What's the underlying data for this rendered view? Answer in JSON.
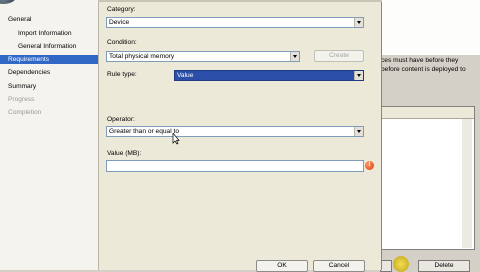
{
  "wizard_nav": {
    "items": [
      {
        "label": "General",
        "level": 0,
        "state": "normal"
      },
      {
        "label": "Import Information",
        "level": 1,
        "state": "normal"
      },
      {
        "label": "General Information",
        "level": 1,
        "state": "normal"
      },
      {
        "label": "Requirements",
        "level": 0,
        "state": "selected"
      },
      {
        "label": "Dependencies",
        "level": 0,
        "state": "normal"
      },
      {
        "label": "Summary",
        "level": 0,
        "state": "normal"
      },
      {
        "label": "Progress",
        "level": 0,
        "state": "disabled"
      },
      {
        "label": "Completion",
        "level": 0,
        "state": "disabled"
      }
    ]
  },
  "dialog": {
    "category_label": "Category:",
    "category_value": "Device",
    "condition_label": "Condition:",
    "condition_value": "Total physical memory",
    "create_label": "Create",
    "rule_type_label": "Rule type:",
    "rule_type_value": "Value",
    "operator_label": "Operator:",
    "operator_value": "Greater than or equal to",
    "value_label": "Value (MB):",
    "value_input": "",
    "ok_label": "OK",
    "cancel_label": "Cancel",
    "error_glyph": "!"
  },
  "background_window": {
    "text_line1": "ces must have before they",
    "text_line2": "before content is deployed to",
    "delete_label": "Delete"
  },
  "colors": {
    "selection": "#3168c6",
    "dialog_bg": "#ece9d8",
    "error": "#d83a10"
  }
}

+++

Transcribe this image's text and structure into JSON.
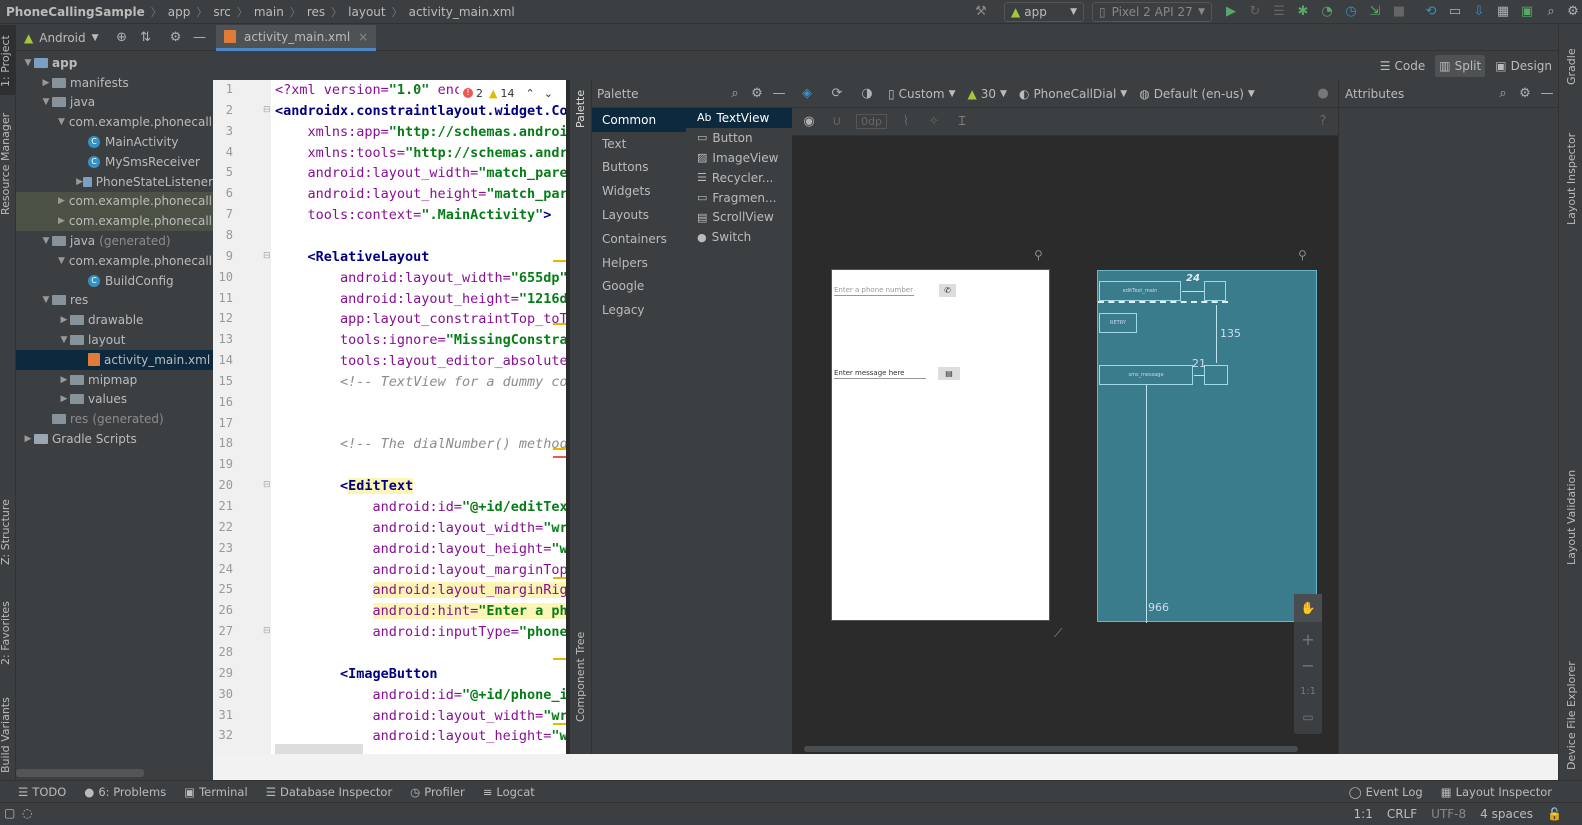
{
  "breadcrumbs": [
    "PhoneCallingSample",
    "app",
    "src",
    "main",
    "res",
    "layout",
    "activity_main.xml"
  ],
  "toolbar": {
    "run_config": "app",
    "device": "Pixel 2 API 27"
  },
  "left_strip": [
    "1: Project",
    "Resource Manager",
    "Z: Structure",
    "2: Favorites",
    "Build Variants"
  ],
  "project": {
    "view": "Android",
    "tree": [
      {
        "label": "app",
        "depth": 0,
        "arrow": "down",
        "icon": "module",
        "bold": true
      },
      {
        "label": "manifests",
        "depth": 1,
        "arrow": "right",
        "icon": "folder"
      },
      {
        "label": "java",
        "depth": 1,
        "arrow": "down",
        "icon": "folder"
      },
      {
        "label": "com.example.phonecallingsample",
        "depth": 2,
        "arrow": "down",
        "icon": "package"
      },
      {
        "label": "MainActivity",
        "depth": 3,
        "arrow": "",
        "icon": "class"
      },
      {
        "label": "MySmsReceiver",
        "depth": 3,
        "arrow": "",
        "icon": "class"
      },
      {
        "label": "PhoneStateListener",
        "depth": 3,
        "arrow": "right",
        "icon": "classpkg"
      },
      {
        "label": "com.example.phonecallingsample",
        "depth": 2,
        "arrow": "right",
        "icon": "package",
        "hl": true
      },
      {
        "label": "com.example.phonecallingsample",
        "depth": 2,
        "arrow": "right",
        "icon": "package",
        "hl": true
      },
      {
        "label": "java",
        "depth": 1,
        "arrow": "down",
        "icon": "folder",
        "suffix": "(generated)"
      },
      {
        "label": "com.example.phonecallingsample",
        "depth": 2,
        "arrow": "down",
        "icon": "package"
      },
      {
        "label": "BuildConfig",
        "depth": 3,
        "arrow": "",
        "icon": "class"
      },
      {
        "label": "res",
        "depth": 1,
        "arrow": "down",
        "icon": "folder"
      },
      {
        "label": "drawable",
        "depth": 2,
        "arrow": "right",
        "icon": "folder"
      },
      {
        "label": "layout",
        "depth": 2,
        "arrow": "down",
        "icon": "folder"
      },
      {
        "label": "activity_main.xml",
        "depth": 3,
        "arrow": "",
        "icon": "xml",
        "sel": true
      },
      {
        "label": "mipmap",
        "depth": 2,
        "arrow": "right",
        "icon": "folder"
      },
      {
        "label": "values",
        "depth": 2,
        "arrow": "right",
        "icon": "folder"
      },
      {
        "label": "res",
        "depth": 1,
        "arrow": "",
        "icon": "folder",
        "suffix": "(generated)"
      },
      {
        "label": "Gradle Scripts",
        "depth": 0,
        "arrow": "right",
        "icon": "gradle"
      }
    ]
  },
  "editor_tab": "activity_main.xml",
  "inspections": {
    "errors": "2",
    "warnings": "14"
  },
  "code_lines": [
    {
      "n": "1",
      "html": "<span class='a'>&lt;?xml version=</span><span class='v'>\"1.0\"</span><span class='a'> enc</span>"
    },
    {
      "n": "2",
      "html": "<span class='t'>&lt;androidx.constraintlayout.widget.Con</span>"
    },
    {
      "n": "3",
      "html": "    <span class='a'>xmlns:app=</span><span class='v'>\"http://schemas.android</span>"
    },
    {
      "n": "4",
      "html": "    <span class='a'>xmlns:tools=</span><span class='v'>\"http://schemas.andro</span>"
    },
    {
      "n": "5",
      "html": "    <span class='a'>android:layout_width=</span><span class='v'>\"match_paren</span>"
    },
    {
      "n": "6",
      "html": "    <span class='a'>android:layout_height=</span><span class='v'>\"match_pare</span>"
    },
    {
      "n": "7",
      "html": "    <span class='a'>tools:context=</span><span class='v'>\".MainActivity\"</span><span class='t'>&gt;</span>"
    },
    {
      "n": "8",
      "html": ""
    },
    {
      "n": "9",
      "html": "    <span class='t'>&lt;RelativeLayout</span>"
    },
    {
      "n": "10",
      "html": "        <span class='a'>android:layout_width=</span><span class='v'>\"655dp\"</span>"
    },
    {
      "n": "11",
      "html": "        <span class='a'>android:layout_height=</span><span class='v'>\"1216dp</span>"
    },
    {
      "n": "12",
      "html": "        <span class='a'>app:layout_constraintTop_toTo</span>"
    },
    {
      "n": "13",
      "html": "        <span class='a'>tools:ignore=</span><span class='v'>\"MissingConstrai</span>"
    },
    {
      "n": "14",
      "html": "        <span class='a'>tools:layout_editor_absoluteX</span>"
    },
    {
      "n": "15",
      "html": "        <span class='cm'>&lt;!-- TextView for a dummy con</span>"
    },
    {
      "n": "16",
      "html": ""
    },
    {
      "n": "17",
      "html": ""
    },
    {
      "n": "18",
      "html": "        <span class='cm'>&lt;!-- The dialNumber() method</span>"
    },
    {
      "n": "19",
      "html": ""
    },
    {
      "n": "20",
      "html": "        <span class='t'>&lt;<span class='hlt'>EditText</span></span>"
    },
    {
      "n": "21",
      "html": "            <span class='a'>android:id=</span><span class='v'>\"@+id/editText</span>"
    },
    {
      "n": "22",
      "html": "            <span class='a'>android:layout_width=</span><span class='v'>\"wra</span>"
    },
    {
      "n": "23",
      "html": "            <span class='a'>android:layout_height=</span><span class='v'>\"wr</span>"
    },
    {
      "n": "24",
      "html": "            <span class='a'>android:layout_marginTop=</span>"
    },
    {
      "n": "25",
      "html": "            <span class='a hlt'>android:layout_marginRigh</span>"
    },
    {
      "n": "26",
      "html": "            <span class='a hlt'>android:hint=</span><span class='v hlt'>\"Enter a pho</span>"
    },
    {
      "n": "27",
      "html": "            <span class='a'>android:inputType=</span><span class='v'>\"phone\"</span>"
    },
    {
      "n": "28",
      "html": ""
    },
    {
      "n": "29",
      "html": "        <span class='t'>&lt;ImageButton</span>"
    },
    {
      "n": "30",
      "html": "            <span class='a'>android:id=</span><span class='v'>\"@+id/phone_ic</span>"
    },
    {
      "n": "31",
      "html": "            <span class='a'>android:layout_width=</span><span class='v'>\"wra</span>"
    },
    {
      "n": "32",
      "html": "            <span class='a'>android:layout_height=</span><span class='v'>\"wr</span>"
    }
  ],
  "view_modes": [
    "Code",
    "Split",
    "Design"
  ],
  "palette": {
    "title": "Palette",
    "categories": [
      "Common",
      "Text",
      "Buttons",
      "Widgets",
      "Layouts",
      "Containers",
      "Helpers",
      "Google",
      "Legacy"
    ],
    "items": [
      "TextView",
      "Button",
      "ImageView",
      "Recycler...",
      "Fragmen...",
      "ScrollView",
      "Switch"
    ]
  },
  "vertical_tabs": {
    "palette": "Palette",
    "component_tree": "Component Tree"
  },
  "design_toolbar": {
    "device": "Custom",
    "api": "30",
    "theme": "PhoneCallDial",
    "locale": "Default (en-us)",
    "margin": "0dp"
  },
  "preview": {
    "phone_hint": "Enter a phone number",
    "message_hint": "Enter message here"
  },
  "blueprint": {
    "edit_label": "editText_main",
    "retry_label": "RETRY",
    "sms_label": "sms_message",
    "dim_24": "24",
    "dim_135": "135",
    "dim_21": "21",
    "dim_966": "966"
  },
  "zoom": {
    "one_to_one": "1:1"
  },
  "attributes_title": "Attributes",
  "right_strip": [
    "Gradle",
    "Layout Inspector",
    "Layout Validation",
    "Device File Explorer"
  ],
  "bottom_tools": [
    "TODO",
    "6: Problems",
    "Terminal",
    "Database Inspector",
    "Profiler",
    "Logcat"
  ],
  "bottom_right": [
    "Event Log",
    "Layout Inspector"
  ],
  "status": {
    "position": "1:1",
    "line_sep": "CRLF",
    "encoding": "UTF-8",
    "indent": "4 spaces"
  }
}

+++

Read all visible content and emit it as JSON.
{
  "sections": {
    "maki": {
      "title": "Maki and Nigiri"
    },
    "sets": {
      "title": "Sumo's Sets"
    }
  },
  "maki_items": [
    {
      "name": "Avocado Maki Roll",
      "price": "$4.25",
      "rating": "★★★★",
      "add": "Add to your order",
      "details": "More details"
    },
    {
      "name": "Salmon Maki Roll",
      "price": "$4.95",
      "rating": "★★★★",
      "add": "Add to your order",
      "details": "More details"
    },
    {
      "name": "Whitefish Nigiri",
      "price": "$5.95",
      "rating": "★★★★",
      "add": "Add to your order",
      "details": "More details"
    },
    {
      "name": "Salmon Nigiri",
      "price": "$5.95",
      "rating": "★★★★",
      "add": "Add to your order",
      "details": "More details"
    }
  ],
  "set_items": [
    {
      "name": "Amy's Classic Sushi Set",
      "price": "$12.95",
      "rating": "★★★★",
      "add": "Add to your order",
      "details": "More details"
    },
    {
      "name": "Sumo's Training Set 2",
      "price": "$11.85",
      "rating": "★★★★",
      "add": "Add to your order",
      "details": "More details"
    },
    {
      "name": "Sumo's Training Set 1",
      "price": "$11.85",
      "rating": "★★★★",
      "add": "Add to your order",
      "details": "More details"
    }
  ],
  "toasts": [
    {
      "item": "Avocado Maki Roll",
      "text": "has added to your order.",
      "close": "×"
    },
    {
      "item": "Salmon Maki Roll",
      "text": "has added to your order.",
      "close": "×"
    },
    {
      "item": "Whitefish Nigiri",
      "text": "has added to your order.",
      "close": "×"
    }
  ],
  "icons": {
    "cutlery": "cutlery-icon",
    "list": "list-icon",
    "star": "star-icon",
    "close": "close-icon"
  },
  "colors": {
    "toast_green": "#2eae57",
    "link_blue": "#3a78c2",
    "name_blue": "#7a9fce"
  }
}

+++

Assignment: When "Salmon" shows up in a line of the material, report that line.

Solution to the exercise:
      "name": "Salmon Maki Roll",
      "name": "Salmon Nigiri",
      "item": "Salmon Maki Roll",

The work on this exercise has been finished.